Note: This article was first published on 11 Feb 2020.
"A hundred and eight megapixels. One - hundred - and - freaking - EIGHT!"
At first slow, deliberate, and deliberately sarcastic, he suddenly spat out the last word.
"So tell me, which high fashion brands have signed you up so far, huh? Spring/summer collection, huh? Going Paris and Milan? This is hilarious, Luke!" he guffawed, taking a drag on his cigarette while he flipped the phone back and forth in his hands.
Not once did my professional-photographer friend even attempt to turn it on, let alone take a test shot.
As you will recall, dear reader, the moment we got our hands on an export set of the Xiaomi Mi Note 10 (and later on, the 10 Pro), we were among the first in Singapore to post images before the official launch a couple of days later. Since then, the usual "what's that phone you're testing now ah?" has garnered very extreme reactions across the entire spectrum, from surprise to disdain, the moment its 108-megapixel camera is discussed.
But a lot of the hullabaloo surrounding it has since died down. With Samsung rumoured to be using an improved version of this same sensor in its upcoming Galaxy S20, has the Mi Note 10 managed to whet our appetite for more jaw-dropping smartphone cameras to come - or only left a sour taste in our mouths?
With my own export-set Mi Note 10 in hand, I convinced a friend to get a 10 Pro and to loan it to me for the purpose of this review. Hey ho, let's go!
(Quick note: In this review, "Mi Note 10" refers both to the 10 and the 10 Pro unless otherwise stated.)
Maybe it's true that there's no more room for innovation in phone design. Maybe it's also true that Chinese makers find it safer to build something people have already gotten used to from someone else. The Mi Note 10 is yet another one of these unashamed clones, this time of the Huawei P30 Pro, and who can say whether that's for the best?
Colour choices range from a flamboyant Glacier White to a more classy Aurora Green that is actually more turquoise-y blue, and, of course, a relatively uninteresting Black. The former colourway packs a beautiful gradient that glows pink and blue depending on your viewing angle, but after only a week, I noticed a long scratch on its bare-metal edge along the top (all phones were kept in their supplied TPU cases.) For the avoidance of doubt, all three colourways, including Black, are available on both the Pro and non-Pro variants.
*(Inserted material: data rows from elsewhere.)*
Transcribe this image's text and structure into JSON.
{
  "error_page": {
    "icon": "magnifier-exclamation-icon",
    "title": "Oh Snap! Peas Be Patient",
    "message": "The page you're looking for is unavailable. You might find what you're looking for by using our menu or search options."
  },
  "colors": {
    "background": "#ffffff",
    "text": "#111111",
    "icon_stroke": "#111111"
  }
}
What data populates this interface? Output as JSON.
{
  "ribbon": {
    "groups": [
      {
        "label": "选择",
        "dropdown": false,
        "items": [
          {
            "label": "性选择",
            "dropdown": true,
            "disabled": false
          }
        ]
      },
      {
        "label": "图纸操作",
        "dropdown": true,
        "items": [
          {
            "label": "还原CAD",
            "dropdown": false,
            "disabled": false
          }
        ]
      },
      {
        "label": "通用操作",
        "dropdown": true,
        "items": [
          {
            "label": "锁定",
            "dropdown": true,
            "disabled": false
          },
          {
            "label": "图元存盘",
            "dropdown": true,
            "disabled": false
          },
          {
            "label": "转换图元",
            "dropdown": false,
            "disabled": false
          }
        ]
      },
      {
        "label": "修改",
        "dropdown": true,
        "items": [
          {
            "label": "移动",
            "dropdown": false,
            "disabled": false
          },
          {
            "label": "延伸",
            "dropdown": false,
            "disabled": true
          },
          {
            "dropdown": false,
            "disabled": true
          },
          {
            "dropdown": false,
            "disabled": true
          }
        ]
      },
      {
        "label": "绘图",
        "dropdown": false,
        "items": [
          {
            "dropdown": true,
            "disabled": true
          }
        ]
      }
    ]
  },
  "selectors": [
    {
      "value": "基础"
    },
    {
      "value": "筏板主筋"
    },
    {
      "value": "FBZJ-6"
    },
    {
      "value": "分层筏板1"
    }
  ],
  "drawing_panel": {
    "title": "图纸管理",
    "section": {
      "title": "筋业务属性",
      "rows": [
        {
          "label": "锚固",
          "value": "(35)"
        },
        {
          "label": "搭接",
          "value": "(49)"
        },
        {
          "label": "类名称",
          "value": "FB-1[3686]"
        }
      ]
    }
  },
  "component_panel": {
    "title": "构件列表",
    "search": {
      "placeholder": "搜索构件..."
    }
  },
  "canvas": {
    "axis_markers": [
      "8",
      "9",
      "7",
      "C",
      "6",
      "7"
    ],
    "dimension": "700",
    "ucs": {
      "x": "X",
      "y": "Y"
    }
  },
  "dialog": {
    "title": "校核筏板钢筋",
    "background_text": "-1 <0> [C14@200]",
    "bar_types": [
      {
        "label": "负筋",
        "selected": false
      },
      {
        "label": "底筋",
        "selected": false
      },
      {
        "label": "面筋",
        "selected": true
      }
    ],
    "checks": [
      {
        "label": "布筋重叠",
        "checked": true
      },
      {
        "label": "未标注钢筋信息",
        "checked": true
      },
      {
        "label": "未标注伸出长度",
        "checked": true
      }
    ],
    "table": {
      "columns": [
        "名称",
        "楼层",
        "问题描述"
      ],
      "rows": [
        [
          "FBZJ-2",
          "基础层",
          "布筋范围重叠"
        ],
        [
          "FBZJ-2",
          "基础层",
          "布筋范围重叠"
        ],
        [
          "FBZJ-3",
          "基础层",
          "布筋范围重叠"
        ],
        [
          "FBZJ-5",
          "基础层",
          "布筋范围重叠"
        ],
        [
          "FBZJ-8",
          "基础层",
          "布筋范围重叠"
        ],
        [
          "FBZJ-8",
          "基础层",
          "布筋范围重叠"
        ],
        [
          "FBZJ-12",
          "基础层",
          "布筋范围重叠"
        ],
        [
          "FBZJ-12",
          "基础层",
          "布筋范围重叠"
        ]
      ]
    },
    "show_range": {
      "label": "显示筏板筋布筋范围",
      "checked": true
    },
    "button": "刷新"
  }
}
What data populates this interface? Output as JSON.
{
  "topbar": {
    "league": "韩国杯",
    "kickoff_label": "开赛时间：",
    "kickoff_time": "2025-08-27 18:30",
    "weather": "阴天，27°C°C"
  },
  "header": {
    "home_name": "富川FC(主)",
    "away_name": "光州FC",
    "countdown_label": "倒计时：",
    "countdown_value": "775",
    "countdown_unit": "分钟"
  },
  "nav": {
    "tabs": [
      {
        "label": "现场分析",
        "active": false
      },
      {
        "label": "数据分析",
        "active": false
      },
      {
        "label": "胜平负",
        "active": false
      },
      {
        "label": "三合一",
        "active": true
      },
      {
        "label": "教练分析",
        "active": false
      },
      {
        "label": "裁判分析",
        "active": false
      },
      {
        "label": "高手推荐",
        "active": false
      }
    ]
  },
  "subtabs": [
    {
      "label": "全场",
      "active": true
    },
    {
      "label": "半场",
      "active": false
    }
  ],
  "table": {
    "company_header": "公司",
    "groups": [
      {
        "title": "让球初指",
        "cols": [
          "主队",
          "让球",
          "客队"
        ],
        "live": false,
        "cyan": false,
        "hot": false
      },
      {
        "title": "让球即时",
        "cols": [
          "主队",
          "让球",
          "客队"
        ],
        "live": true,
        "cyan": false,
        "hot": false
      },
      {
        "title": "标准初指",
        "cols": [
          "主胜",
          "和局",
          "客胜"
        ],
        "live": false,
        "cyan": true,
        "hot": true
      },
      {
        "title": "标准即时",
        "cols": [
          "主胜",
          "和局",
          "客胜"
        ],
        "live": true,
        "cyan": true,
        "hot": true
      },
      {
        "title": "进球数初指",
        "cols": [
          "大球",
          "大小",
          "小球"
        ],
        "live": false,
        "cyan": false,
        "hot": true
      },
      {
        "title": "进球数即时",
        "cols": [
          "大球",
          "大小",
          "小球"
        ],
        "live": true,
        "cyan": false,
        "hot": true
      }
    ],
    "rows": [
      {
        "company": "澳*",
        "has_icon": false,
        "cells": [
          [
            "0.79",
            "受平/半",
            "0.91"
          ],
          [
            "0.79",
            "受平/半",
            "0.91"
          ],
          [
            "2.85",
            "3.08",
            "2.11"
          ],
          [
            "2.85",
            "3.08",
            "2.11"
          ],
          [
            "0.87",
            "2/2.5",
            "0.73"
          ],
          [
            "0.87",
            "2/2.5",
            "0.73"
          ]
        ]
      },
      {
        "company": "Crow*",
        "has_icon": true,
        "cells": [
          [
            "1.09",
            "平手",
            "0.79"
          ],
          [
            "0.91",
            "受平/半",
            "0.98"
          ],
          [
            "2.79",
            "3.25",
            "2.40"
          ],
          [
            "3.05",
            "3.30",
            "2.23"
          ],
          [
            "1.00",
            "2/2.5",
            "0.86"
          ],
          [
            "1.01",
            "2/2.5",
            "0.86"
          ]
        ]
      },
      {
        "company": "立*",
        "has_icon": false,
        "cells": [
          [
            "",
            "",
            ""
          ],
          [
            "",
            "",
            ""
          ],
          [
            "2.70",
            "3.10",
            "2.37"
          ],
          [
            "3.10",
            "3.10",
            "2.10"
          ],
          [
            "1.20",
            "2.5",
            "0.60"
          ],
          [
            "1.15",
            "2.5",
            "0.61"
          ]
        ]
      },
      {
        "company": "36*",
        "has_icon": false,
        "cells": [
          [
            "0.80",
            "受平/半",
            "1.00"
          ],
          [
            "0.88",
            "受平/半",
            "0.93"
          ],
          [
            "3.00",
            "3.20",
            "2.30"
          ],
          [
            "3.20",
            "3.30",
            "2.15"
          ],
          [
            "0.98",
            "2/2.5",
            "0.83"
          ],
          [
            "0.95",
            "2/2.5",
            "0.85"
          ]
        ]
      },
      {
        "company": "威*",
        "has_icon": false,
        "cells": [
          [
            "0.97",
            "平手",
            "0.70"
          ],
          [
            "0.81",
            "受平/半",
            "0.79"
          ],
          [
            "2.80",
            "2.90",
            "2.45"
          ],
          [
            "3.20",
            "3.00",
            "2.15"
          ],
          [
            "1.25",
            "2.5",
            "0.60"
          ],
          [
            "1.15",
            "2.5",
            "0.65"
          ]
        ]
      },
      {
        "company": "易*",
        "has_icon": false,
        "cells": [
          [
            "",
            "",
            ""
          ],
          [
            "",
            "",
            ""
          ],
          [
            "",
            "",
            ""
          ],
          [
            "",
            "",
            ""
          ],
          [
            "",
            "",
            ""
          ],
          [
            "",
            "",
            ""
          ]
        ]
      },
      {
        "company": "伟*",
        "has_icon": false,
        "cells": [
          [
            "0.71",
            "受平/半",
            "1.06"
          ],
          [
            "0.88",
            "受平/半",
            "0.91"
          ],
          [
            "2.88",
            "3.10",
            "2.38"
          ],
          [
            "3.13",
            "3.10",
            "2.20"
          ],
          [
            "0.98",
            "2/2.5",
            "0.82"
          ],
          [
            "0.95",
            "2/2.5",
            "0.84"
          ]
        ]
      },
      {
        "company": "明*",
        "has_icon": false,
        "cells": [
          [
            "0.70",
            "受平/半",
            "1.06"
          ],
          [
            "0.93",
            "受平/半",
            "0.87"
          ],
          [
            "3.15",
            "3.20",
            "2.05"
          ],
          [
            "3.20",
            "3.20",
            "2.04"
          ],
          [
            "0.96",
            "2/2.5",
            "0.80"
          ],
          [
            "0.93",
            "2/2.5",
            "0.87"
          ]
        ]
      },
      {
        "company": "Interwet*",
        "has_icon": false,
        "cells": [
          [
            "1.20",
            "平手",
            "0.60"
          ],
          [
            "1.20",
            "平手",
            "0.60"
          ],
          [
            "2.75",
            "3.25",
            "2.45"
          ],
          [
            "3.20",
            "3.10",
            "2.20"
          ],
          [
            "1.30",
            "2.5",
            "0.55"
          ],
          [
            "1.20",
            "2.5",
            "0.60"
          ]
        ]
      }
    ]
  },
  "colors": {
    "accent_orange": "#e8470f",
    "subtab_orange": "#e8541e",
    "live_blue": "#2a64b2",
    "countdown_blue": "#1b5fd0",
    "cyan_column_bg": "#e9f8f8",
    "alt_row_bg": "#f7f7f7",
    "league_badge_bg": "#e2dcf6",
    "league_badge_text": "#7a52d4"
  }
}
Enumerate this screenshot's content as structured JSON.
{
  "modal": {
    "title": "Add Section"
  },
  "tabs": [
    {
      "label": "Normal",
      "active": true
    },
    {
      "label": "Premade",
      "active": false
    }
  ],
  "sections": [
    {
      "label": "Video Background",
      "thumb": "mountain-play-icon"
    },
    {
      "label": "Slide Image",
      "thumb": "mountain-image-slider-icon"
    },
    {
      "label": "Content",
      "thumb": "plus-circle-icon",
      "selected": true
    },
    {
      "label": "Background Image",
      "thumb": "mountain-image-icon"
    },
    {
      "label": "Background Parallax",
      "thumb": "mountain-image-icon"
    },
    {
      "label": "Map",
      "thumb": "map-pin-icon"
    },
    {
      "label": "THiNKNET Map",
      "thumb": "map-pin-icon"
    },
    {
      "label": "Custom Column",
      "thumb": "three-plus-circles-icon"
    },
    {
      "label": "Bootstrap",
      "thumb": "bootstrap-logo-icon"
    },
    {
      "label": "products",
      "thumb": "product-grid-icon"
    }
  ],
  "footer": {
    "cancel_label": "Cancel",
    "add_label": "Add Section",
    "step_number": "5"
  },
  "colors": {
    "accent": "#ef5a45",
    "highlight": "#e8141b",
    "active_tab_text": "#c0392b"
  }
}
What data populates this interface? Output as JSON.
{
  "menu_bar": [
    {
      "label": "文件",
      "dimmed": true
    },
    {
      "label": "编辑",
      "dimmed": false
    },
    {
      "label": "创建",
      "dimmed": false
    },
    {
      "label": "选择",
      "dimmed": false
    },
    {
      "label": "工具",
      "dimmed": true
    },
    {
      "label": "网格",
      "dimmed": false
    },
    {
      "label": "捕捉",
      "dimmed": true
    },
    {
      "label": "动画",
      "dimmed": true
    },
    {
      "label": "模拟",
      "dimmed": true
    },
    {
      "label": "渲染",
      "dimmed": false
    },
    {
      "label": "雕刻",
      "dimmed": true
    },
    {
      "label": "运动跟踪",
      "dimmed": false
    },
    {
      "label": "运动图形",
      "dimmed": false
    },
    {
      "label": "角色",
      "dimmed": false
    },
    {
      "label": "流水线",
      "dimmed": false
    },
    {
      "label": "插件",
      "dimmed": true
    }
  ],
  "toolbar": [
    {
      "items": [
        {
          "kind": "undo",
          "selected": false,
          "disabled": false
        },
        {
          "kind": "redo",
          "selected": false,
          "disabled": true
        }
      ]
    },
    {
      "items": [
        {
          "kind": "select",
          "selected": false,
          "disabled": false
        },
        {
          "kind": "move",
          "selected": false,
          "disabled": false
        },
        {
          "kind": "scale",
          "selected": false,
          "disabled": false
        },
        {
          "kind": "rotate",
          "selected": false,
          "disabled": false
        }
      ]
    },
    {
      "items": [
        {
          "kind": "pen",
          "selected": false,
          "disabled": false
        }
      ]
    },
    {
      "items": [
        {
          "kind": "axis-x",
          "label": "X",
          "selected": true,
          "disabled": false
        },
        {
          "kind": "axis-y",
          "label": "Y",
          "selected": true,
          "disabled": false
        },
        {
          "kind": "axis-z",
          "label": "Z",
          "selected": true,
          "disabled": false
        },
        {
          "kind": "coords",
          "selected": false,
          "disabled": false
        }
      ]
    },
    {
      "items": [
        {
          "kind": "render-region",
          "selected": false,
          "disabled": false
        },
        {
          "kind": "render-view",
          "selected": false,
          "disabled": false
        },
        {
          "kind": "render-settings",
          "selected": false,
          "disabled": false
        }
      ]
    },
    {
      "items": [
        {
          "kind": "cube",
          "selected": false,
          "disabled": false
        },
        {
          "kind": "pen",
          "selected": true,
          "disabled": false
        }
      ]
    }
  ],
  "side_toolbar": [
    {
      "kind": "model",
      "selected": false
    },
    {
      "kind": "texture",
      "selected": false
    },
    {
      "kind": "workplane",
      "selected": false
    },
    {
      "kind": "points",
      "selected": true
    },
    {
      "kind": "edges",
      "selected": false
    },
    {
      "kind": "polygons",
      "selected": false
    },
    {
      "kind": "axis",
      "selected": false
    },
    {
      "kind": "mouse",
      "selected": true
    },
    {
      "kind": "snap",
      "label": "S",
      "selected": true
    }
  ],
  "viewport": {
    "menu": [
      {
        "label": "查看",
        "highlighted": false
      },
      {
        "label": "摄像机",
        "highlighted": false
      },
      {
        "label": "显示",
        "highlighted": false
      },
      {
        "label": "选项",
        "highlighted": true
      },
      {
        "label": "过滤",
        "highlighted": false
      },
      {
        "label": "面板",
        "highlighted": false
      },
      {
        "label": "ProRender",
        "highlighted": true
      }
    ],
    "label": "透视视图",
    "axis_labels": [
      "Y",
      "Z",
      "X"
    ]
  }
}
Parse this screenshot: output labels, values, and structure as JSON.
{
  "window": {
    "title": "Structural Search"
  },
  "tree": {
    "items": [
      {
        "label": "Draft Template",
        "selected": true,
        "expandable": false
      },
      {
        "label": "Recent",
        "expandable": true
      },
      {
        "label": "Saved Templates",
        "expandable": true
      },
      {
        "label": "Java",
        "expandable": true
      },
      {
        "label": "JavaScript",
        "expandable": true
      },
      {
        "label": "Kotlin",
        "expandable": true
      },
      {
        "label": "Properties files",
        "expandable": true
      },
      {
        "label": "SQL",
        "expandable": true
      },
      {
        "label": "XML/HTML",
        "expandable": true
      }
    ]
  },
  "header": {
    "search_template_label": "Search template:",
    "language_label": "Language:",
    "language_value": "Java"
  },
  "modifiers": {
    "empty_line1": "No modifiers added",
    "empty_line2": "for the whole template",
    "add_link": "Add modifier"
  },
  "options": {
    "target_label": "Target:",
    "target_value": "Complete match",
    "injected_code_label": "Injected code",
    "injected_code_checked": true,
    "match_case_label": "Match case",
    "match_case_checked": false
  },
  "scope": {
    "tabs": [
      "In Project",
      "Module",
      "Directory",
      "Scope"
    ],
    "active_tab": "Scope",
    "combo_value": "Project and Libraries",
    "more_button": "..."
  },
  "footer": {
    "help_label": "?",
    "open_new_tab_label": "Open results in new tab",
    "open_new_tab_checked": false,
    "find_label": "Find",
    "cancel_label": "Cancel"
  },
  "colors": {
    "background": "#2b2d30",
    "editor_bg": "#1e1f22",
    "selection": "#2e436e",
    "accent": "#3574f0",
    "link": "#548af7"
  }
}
Here's another tidbit: The Mi Note 10 may well be quite splash-resistant, for I've actually gotten used to reading news in the bathroom and (gasp) rinsing it daily with the shower head to clean it - I've been doing this for over a month with no discernible ill effects. Disclaimer: Xiaomi has not claimed any form of waterproofing for the Mi Note 10 series, so *do not* try this with your own phone.
The SIM and SD combo slot has a rubber seal, so I'm sure there's some waterproofing.
The one thing Xiaomi couldn't clone from the P30 Pro is the weight. The Mi Note 10 is a hefty 208 grams, 16g more than the P30 Pro, and two grams heavier than the already huge OnePlus 7 Pro, which has a larger display. The reason? The gargantuan 5,260mAh battery - of which more in a bit.
There are going to be quite a few who will grab a Mi Note 10 sight unseen - and then put it on Carousell after only a week or two because it’s causing their trousers and jeans to sag. Let me save you the trouble at the outset: if you’re used to light phones, this is certainly not the ‘droid you’re looking for.
There's a sort of same difference between the 6.47-inch FHD+ curved AMOLED displays on the Huawei P30 Pro and the Mi Note 10: while they both look identical at first glance, the former's are built by LG Display and BOE, and the latter's by Visionox. And for some reason the Visionox panel seems more vibrant and appealing than what's in the Huawei phone.
Curved displays, mmm. They look so good, yet are so fragile… and by the way, unlike just about every other Chinese phone maker, there's no factory-applied screen protector on the Mi Note 10. Better get one before your phone arrives!
For shame, Xiaomi, protecting the gorgeous display on this thing would set you back less than a dollar per phone, maybe?